● **EXERCISE PROMPT**
Once you have read the entries, please say how many lines hold the string "from", giving the number only.

● **EXERCISE DATA**

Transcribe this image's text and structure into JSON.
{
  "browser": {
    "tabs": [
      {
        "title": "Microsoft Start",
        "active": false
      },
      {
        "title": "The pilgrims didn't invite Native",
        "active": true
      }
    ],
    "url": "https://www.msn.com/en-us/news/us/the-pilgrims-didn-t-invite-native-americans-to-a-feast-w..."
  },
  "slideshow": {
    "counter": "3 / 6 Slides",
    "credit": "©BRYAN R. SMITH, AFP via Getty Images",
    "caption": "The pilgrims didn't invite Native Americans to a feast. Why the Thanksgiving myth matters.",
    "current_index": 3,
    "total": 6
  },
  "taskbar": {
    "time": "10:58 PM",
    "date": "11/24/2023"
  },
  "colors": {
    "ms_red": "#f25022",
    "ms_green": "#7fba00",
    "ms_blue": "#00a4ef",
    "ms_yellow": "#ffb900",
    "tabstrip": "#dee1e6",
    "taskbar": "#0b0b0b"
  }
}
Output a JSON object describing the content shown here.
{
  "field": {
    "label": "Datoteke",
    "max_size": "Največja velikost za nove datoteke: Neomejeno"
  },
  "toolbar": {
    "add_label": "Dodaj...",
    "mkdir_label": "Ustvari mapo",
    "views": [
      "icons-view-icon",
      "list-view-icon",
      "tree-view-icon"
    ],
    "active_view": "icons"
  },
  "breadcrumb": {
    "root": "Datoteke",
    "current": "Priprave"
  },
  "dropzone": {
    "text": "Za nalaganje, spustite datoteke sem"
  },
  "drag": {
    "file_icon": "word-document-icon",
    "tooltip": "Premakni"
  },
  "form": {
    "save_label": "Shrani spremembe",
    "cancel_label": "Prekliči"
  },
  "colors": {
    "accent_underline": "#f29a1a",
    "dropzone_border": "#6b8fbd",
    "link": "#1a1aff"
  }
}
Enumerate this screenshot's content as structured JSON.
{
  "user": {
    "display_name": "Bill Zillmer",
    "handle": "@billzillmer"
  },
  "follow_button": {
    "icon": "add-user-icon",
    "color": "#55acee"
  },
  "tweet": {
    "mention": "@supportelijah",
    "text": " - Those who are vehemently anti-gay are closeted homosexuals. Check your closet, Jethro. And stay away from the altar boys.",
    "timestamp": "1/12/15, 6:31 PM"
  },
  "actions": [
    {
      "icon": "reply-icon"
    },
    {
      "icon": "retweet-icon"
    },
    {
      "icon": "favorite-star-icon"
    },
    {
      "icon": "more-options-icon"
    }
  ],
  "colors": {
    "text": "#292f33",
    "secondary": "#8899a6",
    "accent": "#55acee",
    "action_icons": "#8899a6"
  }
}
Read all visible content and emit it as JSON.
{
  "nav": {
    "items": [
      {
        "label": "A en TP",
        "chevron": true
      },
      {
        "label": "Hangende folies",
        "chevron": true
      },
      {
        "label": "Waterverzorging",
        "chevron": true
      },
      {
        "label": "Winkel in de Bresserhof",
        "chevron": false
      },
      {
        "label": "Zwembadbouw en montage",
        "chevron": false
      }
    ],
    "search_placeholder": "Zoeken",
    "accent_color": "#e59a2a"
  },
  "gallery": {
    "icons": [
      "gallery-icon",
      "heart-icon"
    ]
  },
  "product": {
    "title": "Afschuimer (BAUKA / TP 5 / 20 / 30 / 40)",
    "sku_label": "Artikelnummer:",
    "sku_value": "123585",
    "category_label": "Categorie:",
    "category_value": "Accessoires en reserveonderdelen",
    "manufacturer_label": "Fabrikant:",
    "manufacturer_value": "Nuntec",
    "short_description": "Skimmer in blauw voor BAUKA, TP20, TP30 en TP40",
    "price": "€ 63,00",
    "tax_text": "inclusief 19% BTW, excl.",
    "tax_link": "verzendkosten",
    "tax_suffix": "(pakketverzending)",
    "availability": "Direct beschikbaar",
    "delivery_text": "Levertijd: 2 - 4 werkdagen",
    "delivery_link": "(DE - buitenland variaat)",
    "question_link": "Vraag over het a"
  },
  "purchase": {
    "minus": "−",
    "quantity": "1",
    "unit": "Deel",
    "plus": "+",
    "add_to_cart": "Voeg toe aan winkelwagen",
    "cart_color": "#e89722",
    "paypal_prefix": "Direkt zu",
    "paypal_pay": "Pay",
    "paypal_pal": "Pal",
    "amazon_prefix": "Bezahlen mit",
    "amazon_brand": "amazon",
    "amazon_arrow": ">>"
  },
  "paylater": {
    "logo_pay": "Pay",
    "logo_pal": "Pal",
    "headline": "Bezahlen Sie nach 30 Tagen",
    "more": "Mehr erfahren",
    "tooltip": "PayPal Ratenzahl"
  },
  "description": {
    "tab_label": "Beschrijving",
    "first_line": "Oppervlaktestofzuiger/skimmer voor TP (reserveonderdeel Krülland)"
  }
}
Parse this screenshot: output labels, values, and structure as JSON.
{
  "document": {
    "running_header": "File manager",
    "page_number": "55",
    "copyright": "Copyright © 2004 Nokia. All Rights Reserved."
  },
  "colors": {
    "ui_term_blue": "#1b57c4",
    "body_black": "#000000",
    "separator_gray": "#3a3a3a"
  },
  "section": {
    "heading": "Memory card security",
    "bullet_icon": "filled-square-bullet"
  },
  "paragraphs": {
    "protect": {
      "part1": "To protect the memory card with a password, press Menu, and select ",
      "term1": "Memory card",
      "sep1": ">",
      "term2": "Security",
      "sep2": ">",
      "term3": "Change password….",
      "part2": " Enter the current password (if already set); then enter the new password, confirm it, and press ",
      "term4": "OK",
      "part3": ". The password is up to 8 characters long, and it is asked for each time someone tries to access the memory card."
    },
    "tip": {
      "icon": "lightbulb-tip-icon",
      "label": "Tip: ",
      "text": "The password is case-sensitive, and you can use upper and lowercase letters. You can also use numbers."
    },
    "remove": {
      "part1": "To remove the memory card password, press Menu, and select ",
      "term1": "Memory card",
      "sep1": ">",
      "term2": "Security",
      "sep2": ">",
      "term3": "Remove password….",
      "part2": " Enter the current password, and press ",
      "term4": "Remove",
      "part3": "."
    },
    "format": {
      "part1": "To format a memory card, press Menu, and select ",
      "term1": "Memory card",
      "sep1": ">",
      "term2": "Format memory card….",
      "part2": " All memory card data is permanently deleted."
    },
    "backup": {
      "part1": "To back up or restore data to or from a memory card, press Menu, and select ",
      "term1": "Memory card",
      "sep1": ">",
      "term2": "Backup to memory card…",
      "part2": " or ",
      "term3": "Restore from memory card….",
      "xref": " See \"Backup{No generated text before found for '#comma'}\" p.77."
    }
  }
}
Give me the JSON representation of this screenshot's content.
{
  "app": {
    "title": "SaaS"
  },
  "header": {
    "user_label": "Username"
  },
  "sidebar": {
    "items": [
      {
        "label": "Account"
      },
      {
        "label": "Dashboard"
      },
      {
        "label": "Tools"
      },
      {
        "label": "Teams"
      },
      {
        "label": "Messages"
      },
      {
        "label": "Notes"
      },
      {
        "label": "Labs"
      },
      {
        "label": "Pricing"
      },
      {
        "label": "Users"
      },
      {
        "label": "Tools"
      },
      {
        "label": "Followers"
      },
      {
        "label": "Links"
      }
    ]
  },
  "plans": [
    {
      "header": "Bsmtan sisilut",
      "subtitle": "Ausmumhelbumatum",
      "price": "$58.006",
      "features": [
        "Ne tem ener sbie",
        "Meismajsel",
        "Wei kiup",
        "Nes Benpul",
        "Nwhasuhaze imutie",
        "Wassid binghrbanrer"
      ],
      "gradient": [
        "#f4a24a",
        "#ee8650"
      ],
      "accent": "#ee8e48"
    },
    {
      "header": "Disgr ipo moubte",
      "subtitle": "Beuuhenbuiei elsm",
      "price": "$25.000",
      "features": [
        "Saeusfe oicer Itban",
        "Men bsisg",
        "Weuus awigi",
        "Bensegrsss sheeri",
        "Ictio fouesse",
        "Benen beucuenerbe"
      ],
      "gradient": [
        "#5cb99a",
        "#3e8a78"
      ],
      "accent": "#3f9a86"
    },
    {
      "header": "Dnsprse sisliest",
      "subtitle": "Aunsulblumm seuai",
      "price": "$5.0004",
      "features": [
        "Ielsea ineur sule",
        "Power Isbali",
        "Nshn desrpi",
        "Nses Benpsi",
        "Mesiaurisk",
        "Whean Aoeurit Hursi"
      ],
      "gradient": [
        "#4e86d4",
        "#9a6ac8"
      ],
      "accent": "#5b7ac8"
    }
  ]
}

● **ANSWER SECTION**
3